With the Reichstag behind her, German Chancellor Angela Merkel stated the coronavirus presented the greatest challenge to the nation since World War II in a moving Sunday address.
Just minutes later, it was revealed that she had been exposed to the virus after meeting a doctor two days earlier who had tested positive.
The pandemic has left political leaders around the world with the difficult task of cutting through the noise and fear.
PR professionals have praised Merkel's direct approach and clarity of message, something other national leaders, including Boris Johnson, Donald Trump and Australia's Scott Morrison, have been criticised for lacking.
Discussions about the most effective communications tools employed by governments to speak to their nations are ongoing, but speeches have become the principal currency of public life – and, unlike the British pound, they seem to be appreciating in value.
Paul Stallard, international MD of Berkeley Communications, said that comms from Germany's government had been “good at a time when the world stops to listen”.
“The team are happy with the communication from Angela Merkel so far, and comfortable with the approach she's taking," he said. "The hope is these clear lines of communication continue to stay open, and businesses and people feel like they're being supported.
“The challenge, as they see it, is that Germany is a federal state, meaning that Merkel isn’t the only decision-maker. There are prime ministers for areas within Germany, such as Bavaria (Markus Söder), and this is where issues may arise in the near future if both parties don’t agree."
Katja Waldor, general manager at Ballou, said: “Everyone in Germany was waiting for Chancellor Merkel to give a statement or hold a speech about the virus. One could complain that it took a bit long until she finally did.
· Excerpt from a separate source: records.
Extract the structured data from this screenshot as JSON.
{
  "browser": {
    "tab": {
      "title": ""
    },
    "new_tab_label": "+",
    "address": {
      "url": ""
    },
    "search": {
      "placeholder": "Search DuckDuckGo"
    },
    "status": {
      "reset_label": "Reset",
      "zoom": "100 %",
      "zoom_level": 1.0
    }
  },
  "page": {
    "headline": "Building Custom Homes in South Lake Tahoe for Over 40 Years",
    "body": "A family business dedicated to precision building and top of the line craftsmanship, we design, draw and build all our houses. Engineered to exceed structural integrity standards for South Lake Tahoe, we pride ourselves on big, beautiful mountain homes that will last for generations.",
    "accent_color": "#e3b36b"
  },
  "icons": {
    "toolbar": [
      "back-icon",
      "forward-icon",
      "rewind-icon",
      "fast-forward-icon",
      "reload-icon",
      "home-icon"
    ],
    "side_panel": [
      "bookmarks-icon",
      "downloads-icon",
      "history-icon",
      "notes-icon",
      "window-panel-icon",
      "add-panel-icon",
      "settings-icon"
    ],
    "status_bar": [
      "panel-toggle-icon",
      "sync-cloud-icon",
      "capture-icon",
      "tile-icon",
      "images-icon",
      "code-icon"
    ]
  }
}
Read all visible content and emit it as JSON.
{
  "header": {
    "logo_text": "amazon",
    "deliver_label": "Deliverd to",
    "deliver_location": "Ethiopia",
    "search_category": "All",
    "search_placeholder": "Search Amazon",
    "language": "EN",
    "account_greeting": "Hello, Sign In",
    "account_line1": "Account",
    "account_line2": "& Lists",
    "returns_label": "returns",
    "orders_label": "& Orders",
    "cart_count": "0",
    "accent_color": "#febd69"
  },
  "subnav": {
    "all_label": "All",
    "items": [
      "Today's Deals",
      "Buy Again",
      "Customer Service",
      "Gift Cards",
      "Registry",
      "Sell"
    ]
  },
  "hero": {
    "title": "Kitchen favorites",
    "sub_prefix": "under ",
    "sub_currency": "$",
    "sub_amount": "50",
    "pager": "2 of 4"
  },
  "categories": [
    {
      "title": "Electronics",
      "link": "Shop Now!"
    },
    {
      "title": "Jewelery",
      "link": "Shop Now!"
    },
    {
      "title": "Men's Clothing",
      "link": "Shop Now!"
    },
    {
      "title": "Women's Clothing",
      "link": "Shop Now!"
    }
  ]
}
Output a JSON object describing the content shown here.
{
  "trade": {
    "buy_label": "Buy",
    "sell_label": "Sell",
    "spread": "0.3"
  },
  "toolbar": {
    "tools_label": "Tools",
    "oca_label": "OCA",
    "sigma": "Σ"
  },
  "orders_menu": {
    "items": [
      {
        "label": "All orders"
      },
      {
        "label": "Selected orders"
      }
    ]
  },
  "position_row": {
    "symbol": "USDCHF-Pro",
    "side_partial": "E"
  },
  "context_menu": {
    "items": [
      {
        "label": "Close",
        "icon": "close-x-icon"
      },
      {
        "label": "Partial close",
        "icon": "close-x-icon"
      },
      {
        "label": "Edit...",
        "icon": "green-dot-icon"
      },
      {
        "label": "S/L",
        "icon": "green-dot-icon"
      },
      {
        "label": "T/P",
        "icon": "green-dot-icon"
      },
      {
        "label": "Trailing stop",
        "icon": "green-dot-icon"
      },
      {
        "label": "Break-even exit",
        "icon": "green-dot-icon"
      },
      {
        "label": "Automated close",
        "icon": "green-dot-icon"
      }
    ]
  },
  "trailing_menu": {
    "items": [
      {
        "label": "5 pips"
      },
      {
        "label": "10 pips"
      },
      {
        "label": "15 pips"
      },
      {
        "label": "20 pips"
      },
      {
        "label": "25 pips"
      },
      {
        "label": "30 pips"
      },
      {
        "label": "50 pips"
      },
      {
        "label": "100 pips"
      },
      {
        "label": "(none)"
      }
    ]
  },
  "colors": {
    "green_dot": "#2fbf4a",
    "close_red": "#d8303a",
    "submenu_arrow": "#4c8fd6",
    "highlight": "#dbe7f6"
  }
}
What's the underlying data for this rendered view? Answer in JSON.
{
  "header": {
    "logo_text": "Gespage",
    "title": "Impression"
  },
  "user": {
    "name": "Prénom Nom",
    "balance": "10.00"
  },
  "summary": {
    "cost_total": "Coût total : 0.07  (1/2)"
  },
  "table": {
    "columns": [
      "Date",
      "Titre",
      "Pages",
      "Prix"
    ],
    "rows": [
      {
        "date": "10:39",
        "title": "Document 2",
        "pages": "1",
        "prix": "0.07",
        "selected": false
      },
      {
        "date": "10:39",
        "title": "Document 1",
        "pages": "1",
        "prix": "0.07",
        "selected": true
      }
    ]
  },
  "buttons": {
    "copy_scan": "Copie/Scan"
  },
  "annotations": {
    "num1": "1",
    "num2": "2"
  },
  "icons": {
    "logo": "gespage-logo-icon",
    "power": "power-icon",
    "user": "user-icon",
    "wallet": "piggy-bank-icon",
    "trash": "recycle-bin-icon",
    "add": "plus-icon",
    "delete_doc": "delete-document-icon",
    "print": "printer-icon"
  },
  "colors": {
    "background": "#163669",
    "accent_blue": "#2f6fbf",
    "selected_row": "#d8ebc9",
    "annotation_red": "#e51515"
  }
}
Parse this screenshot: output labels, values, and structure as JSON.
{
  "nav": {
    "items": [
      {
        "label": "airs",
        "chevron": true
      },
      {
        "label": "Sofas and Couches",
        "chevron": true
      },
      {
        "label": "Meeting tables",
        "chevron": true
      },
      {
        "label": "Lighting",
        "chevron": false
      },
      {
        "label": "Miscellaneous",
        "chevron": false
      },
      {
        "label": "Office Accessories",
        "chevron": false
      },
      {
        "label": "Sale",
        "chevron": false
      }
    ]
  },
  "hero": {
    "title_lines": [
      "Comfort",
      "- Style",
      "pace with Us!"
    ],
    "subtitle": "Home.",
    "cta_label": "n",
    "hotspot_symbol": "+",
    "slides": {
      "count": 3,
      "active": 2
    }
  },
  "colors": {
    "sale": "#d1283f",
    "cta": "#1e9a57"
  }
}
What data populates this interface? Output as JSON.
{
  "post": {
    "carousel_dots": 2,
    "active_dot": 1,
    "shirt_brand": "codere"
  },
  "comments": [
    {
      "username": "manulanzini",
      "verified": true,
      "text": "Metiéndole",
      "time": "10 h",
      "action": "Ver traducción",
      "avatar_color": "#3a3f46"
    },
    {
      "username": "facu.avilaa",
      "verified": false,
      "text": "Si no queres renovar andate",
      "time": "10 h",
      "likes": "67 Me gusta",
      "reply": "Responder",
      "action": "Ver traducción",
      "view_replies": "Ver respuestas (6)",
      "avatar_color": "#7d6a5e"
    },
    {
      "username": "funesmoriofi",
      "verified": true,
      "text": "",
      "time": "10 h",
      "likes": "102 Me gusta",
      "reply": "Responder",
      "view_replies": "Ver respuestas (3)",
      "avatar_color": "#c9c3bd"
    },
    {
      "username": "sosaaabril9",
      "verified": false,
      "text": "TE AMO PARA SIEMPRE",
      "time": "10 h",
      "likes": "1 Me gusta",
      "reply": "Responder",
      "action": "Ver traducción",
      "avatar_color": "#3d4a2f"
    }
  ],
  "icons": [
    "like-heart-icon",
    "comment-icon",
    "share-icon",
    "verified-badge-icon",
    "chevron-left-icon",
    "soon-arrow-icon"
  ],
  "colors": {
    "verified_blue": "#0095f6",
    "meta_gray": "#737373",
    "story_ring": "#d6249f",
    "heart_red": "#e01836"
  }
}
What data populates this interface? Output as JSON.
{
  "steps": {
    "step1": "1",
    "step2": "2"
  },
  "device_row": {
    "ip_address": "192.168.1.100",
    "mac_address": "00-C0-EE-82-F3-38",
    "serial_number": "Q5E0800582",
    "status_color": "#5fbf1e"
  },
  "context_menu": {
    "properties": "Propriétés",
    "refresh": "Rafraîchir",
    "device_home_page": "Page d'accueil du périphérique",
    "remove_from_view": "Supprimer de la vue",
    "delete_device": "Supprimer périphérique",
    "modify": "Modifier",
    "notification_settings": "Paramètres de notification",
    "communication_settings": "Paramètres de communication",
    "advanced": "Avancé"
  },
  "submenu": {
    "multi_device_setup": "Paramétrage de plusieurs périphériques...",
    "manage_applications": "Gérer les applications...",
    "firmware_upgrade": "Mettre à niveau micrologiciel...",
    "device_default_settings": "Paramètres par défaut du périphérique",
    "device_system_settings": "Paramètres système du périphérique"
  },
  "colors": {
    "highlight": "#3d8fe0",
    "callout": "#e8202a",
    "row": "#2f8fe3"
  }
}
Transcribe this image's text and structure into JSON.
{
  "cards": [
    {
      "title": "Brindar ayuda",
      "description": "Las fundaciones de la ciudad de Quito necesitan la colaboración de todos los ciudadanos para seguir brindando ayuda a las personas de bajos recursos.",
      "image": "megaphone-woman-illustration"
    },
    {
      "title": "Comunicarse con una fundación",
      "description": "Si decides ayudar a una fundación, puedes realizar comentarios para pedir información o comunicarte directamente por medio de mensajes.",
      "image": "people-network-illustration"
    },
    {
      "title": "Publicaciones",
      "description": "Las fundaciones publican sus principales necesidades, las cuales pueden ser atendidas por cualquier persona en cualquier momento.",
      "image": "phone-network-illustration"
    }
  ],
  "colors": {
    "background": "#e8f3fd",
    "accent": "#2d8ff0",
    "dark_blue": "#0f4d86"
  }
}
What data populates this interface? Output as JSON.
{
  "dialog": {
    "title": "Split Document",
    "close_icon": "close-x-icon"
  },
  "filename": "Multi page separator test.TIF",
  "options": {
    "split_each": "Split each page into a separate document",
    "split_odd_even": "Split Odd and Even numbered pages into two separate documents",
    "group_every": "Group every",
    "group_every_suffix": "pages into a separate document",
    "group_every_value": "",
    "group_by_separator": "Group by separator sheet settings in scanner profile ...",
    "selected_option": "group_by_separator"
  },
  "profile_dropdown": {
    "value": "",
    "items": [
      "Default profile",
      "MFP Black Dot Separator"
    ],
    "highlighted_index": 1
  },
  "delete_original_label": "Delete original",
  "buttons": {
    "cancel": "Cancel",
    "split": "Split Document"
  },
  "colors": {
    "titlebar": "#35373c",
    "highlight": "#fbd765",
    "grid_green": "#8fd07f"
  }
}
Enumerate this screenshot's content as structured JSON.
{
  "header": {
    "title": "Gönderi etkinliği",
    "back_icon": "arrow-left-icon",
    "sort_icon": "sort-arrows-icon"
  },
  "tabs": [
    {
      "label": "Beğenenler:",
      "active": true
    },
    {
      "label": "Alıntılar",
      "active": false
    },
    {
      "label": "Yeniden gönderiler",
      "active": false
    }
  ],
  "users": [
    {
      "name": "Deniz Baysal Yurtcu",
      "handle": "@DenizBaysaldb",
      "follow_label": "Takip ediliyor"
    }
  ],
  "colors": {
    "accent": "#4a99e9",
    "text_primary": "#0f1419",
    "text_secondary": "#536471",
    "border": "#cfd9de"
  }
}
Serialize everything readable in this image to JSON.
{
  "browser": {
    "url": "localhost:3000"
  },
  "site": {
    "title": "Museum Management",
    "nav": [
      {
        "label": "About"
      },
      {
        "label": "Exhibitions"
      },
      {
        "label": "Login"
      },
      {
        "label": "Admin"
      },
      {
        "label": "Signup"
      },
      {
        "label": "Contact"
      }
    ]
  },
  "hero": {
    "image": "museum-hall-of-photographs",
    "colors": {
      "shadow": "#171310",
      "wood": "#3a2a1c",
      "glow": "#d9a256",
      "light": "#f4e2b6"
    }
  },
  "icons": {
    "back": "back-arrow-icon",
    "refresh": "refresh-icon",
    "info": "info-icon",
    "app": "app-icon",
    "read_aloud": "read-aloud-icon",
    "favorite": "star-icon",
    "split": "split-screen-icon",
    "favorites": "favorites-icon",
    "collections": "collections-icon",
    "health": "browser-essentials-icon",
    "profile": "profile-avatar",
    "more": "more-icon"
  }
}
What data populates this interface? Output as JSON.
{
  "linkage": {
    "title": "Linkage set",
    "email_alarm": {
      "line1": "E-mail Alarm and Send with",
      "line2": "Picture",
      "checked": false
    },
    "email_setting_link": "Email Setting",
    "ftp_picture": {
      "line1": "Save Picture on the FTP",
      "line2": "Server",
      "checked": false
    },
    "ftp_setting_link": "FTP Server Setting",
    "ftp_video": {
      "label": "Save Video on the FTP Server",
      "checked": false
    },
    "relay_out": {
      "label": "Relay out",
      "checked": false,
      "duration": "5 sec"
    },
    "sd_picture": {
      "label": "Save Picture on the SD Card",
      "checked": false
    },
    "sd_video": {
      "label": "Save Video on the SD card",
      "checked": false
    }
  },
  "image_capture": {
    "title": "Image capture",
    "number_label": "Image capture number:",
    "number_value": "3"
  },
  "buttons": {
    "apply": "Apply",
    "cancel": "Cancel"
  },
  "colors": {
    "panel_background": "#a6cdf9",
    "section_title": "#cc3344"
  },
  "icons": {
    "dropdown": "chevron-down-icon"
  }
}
“The result was a great speech last Sunday, which was heard by 25 million people. Her speech was intense, vivid and emotional. She managed to give a speech that, for all its sobriety, conveyed that degree of emotion and drama that makes people feel addressed and made them change their minds and especially their behaviour.”
Little Red's DACH territory manager, Lilith Bussfeld, added: “I think Angela Merkel has a really direct and open approach, which I really value and think is the best way for the country.”
German workplace culture
Bussfeld said she thought it was more difficult for Germans to adjust to the current ‘working from home’ culture than it is for people in other countries. Employees have the right to decline working from home, unlike in the UK, and employers can’t force people to use their private home as a workspace.
“Of course, all editorial meetings are still happening digitally and, given the fact that home working is on the agenda globally, any relevant stories or products that focus on home working are also of interest," she added.
“This is a perfect opportunity for brands to utilise strong lifestyle shots to gain large features, as all in-house shoots have been cancelled for the foreseeable future. These pages still need to be filled, so the press are desperate for strong lifestyle images which fit the bill.”
Waldor said the challenge for agencies would be to maintain productivity while working remotely.
“It's a diversified landscape in terms of industries, and spread out in terms of location, too. Working in and with tech, and using most of our clients' tools ourselves, we were relatively well-positioned to move the whole team to work remotely.
“That may not hold true for less digitised legacy enterprises in the Mittelstand, where many teams currently scramble to uphold productivity.”
Stallard added: “The whole industry has quickly moved from a ‘business as usual’ mindset to a mode of high alert. People are scrambling to adapt their business strategies and economic factors are evolving rapidly.
“Ballou serves clients across various tech verticals and many are b2b software companies, which are often more resilient in times of crisis, especially with an increasing demand for remote working.
"We are certainly seeing a drop in new business, however. Companies are cautious about costs they see as non-essential and are reluctant to make new investments right now.”